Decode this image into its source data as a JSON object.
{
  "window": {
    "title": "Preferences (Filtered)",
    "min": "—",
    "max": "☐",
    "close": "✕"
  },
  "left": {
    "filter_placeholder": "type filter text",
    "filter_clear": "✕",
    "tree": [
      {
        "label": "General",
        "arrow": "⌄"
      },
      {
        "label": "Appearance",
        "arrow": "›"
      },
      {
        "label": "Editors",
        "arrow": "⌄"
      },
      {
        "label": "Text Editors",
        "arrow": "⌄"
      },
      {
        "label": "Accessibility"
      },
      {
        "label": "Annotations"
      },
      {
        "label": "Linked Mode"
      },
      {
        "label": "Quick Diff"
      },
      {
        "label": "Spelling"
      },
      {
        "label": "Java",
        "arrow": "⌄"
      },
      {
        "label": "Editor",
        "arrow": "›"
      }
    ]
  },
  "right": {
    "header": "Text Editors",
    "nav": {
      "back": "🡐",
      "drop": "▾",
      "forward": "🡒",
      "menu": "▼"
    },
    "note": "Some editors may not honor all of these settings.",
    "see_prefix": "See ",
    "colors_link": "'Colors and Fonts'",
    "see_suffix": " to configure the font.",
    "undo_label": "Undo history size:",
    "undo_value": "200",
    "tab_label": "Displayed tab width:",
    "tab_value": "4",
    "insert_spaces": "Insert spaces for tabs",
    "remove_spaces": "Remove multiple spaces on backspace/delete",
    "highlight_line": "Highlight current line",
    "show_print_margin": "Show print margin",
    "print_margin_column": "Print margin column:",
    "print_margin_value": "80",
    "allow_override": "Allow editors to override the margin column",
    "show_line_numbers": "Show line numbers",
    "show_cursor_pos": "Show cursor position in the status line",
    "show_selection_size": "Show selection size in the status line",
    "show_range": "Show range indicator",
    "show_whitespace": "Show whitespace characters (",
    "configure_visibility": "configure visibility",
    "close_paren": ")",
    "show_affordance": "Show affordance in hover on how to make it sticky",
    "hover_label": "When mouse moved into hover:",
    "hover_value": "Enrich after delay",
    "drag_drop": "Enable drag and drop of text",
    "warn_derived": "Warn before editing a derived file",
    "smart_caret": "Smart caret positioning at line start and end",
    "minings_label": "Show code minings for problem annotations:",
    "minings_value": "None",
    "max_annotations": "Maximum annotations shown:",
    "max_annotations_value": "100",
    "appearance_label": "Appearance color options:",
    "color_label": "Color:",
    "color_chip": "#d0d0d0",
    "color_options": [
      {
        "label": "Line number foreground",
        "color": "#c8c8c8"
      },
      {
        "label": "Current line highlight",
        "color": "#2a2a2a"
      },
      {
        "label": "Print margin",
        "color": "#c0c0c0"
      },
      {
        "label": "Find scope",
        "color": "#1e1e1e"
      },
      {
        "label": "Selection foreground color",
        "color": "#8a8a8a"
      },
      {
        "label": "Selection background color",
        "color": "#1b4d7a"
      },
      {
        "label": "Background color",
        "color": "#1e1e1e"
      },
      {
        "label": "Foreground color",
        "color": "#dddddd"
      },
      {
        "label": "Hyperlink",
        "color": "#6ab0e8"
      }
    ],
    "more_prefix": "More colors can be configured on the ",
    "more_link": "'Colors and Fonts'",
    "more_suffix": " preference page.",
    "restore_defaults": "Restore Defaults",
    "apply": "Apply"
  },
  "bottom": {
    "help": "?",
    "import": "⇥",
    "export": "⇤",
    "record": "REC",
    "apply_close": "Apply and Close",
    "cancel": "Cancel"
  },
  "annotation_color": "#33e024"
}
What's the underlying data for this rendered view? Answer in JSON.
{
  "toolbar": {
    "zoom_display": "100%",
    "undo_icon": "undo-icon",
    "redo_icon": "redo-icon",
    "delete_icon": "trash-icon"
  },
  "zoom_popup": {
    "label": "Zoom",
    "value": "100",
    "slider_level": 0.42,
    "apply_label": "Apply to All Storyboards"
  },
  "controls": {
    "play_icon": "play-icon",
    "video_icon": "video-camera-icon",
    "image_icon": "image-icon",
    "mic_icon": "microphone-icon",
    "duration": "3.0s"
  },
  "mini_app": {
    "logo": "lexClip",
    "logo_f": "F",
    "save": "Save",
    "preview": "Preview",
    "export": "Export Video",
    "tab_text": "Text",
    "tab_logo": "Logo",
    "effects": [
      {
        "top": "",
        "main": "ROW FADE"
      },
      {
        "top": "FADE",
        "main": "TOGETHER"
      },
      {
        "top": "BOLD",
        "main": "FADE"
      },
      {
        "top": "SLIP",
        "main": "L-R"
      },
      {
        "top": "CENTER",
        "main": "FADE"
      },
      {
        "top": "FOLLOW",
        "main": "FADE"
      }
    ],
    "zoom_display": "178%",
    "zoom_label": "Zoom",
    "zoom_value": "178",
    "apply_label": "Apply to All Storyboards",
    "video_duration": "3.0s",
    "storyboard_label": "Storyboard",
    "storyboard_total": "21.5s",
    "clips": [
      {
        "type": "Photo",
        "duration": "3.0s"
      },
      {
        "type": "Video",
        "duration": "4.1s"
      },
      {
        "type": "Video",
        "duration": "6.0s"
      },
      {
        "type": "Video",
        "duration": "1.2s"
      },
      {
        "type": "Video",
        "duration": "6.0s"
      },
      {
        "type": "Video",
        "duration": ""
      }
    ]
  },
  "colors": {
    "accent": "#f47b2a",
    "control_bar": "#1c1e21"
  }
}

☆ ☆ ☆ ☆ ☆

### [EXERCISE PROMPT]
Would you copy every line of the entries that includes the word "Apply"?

### [TASK OUTPUT]
    "apply": "Apply"
    "apply_close": "Apply and Close",
    "apply_label": "Apply to All Storyboards"
    "apply_label": "Apply to All Storyboards",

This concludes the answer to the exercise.